| What to produce |
This exercise calls for copying every line below that holds the word "username".

--- Extracted material ---

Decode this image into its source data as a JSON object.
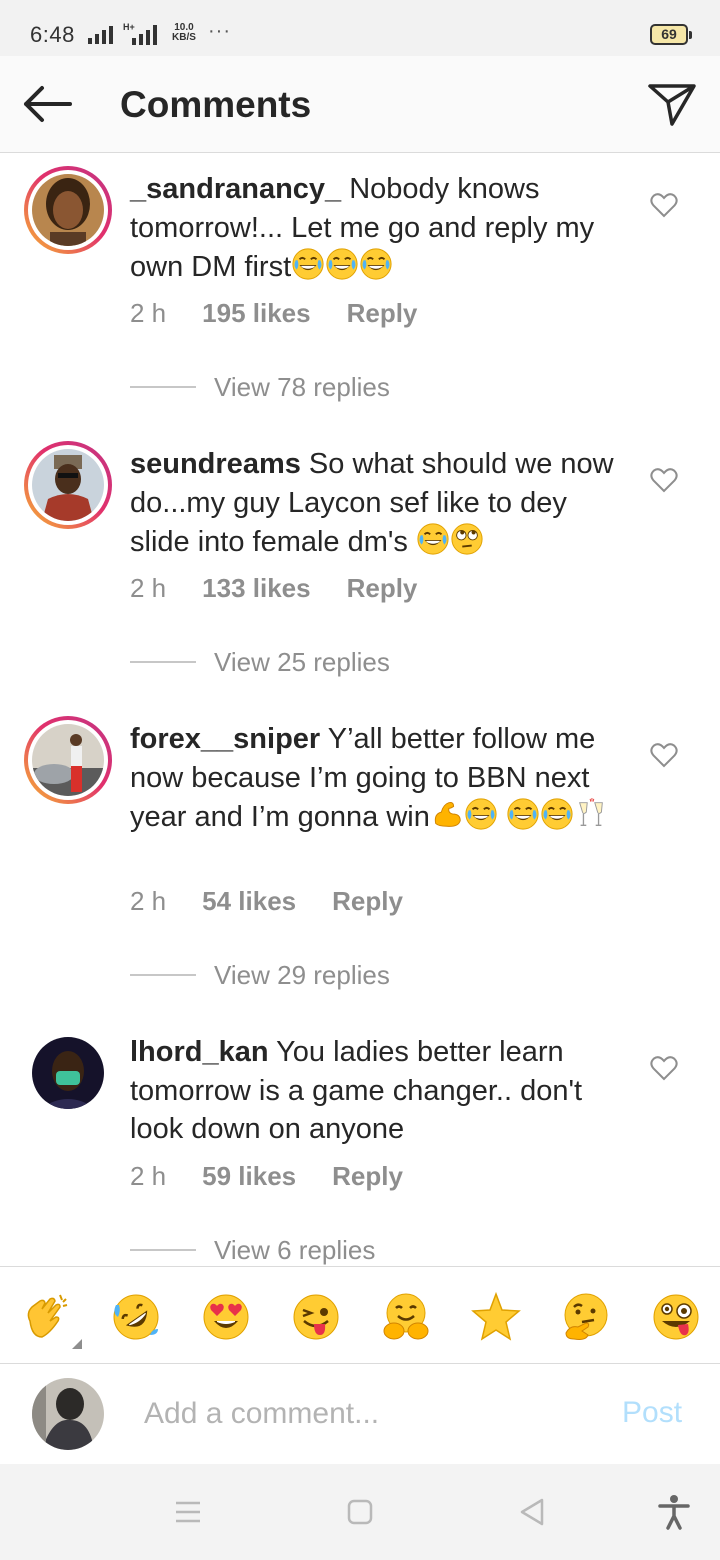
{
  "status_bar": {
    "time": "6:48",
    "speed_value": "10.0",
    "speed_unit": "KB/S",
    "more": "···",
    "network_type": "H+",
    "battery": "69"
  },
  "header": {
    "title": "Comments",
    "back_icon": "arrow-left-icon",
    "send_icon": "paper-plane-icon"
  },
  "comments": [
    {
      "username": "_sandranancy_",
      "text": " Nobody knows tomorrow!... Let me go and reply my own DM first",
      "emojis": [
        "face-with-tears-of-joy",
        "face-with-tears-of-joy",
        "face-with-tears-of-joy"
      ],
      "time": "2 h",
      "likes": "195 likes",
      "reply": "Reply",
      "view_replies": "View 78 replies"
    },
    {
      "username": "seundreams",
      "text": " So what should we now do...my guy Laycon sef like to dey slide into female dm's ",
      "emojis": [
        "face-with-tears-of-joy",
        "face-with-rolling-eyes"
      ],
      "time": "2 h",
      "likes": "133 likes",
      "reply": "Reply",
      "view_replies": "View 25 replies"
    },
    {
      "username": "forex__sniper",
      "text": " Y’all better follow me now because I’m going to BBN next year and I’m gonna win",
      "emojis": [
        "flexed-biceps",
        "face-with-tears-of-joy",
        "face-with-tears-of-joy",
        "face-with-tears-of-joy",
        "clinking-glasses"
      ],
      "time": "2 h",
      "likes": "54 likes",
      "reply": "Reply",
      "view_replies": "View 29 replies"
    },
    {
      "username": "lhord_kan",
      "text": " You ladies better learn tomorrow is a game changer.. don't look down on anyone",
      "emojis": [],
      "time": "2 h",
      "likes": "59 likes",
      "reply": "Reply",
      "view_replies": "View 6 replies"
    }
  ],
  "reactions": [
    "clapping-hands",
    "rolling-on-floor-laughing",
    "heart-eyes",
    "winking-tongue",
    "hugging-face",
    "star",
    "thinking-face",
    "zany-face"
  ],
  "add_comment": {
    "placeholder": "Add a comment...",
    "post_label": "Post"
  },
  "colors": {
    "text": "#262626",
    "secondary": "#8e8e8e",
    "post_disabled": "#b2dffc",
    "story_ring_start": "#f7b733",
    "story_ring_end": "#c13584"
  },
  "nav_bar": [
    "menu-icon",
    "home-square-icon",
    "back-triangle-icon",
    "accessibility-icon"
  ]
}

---
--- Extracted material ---

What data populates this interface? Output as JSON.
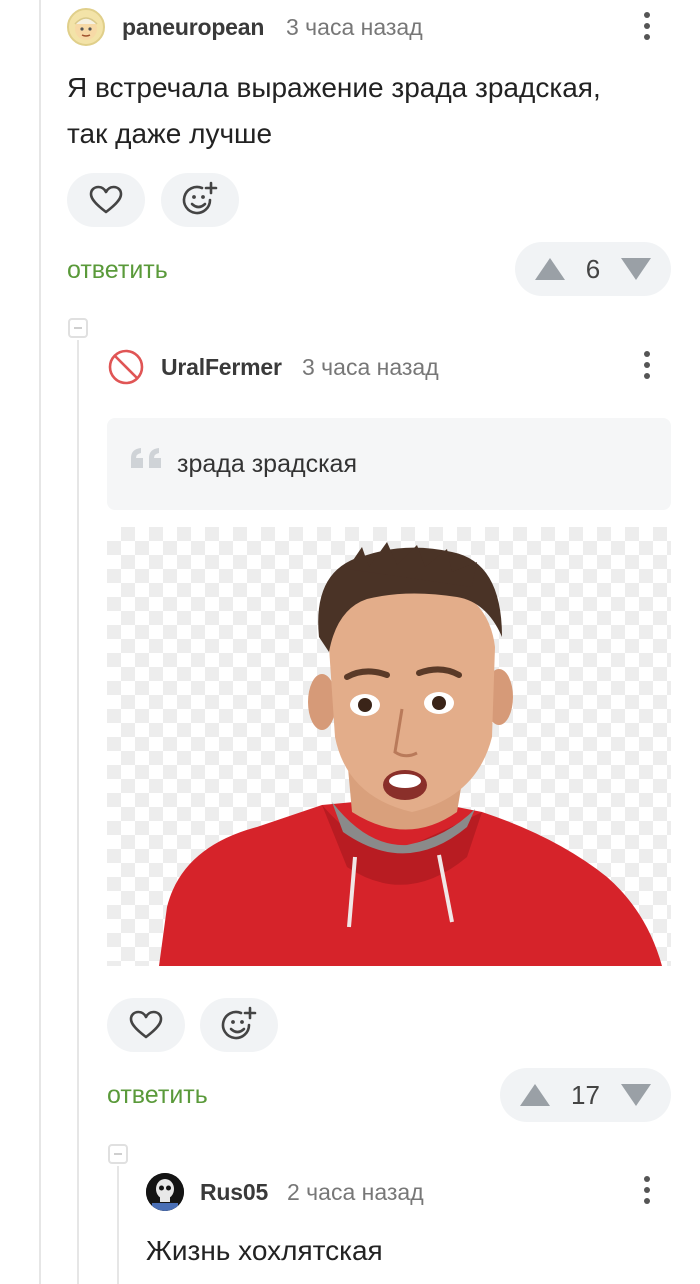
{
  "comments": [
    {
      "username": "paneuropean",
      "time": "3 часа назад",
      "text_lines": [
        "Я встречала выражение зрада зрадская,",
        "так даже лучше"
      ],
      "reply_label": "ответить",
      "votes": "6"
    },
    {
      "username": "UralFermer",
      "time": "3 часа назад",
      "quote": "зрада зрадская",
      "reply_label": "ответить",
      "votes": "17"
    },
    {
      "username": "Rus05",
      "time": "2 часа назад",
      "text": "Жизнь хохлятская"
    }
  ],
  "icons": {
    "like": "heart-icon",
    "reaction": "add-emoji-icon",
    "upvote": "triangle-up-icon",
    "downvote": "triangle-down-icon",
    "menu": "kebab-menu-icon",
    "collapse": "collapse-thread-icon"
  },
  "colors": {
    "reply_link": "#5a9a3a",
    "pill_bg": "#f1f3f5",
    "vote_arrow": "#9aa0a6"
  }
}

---

| Answer to the problem |
      "username": "_sandranancy_",
      "username": "seundreams",
      "username": "forex__sniper",
      "username": "lhord_kan",
      "username": "paneuropean",
      "username": "UralFermer",
      "username": "Rus05",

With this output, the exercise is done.